▶ _Recorded information_
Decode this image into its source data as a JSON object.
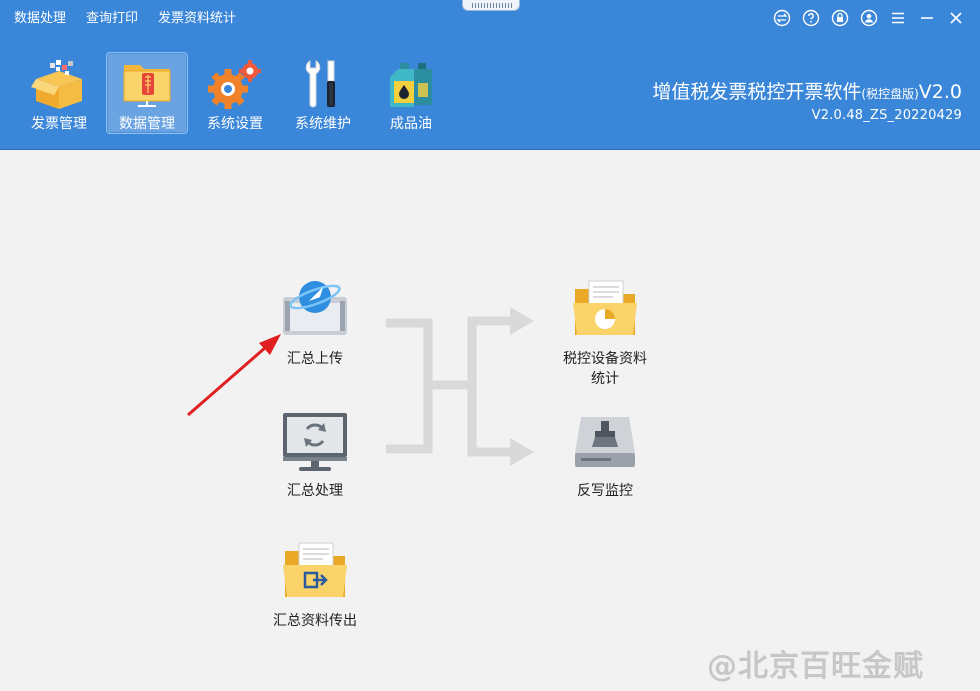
{
  "top_menu": [
    "数据处理",
    "查询打印",
    "发票资料统计"
  ],
  "toolbar": [
    {
      "label": "发票管理",
      "icon": "invoice-box-icon"
    },
    {
      "label": "数据管理",
      "icon": "data-folder-icon",
      "active": true
    },
    {
      "label": "系统设置",
      "icon": "gears-icon"
    },
    {
      "label": "系统维护",
      "icon": "wrench-screwdriver-icon"
    },
    {
      "label": "成品油",
      "icon": "oil-can-icon"
    }
  ],
  "brand": {
    "title": "增值税发票税控开票软件",
    "edition": "(税控盘版)",
    "title_suffix": "V2.0",
    "version": "V2.0.48_ZS_20220429"
  },
  "functions": {
    "upload": {
      "label": "汇总上传",
      "icon": "upload-globe-icon"
    },
    "process": {
      "label": "汇总处理",
      "icon": "monitor-refresh-icon"
    },
    "export": {
      "label": "汇总资料传出",
      "icon": "folder-export-icon"
    },
    "device_stats": {
      "label": "税控设备资料统计",
      "icon": "folder-chart-icon"
    },
    "writeback": {
      "label": "反写监控",
      "icon": "disk-broom-icon"
    }
  },
  "watermark": "@北京百旺金赋",
  "colors": {
    "header": "#3a86d8",
    "accent_arrow": "#e02020",
    "flow_arrow": "#d9d9d9"
  }
}
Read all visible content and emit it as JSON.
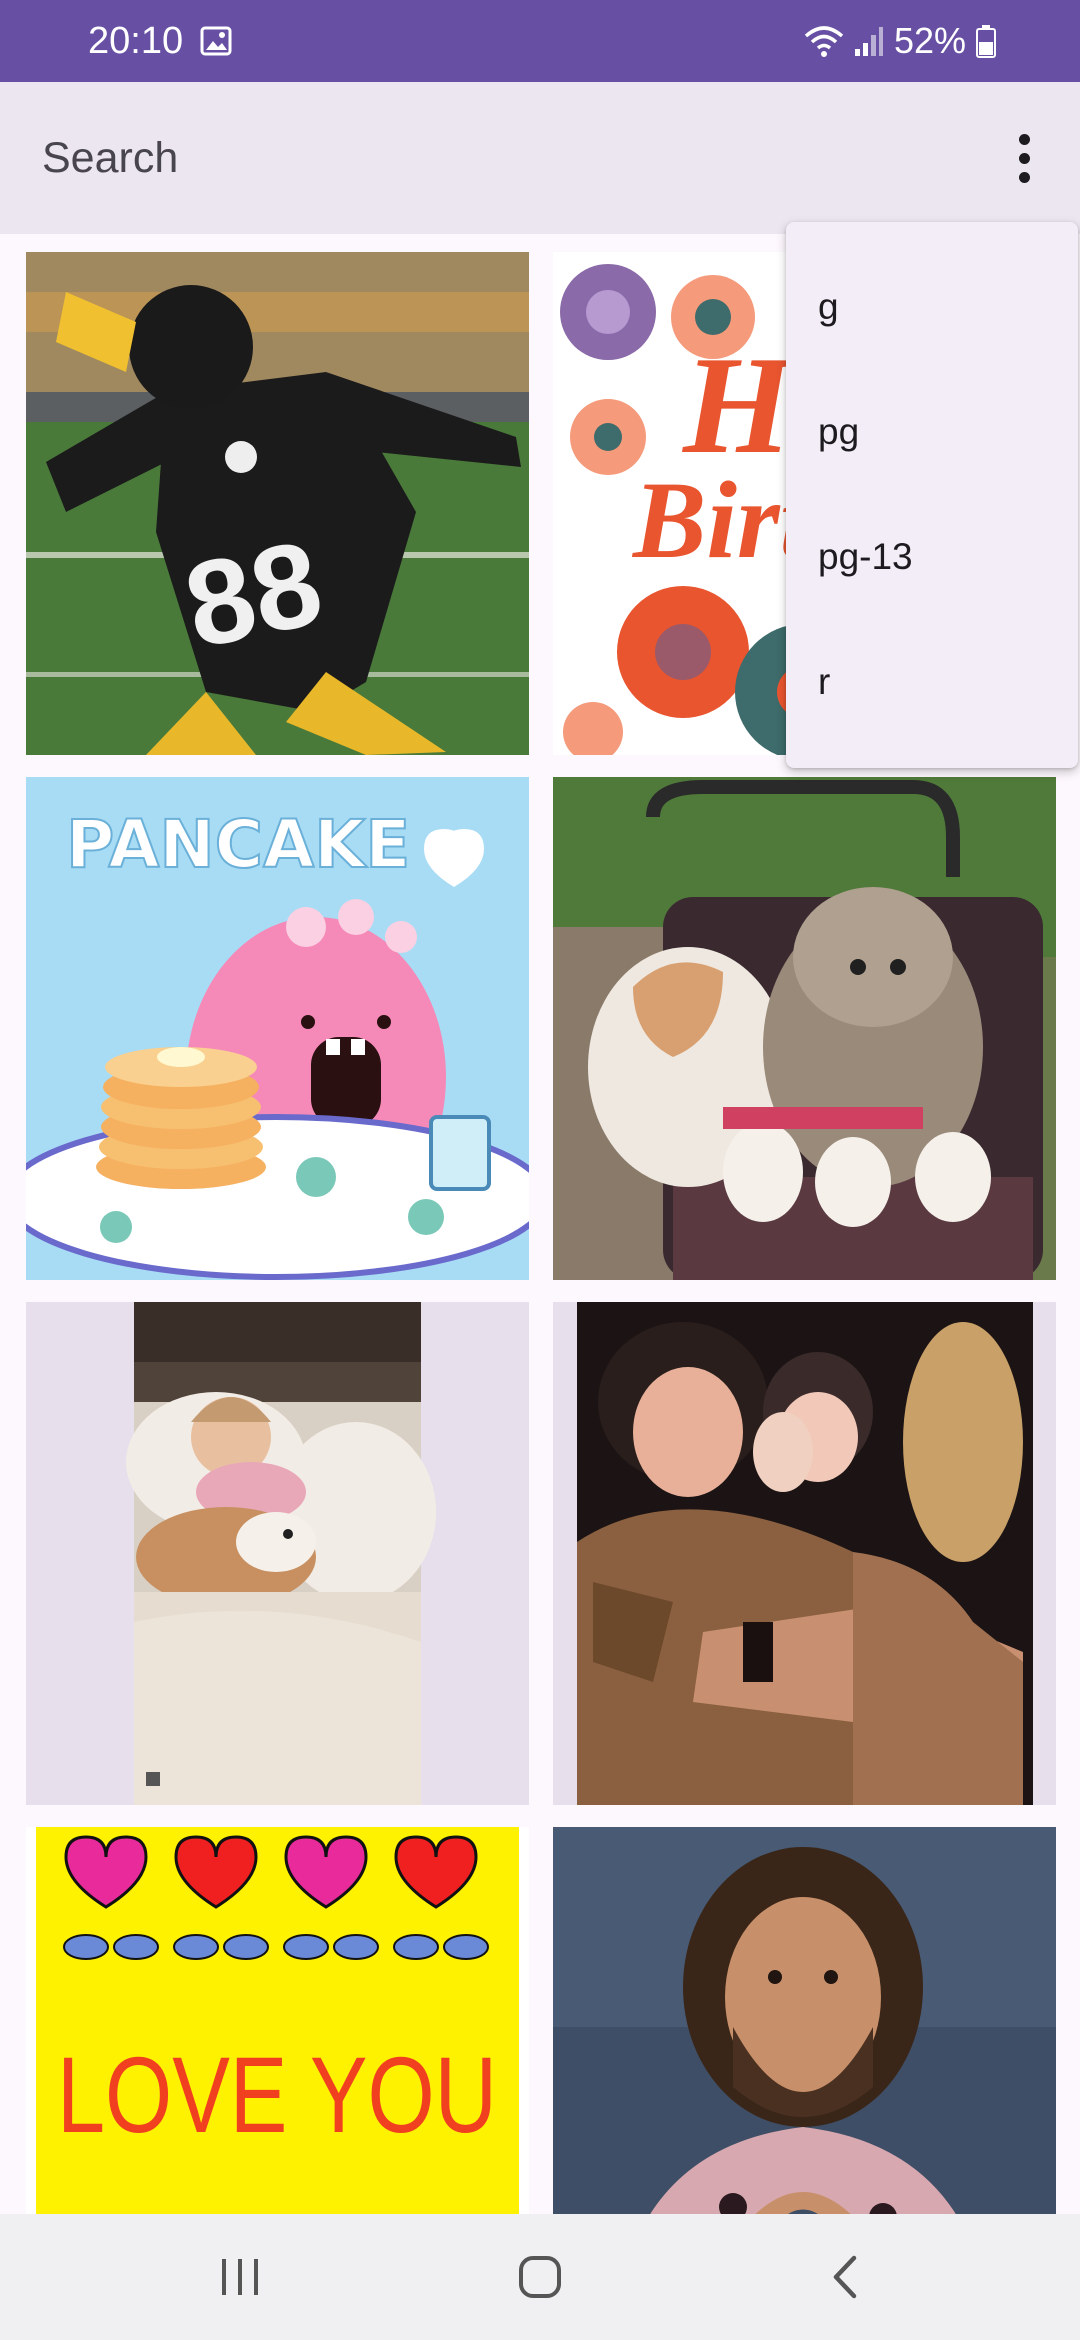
{
  "status_bar": {
    "time": "20:10",
    "battery": "52%",
    "background": "#6750a4",
    "icons": [
      "gallery-icon",
      "wifi-icon",
      "signal-icon",
      "battery-icon"
    ]
  },
  "search": {
    "placeholder": "Search",
    "value": "",
    "menu_icon": "more-vert-icon"
  },
  "rating_menu": {
    "items": [
      {
        "label": "g"
      },
      {
        "label": "pg"
      },
      {
        "label": "pg-13"
      },
      {
        "label": "r"
      }
    ]
  },
  "gif_grid": {
    "items": [
      {
        "subject": "football player dabbing"
      },
      {
        "subject": "happy birthday flowers"
      },
      {
        "subject": "pancake monster"
      },
      {
        "subject": "two cats in stroller"
      },
      {
        "subject": "child hugging dog"
      },
      {
        "subject": "woman waving"
      },
      {
        "subject": "love you hearts",
        "text": "LOVE YOU"
      },
      {
        "subject": "man making heart hands"
      }
    ],
    "sticker_texts": {
      "birthday_1": "Ha",
      "birthday_2": "Birth",
      "pancake": "PANCAKE"
    }
  },
  "nav_bar": {
    "buttons": [
      "recents-icon",
      "home-icon",
      "back-icon"
    ]
  }
}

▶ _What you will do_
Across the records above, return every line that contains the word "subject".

▶ _Written answer_
        "subject": "football player dabbing"
        "subject": "happy birthday flowers"
        "subject": "pancake monster"
        "subject": "two cats in stroller"
        "subject": "child hugging dog"
        "subject": "woman waving"
        "subject": "love you hearts",
        "subject": "man making heart hands"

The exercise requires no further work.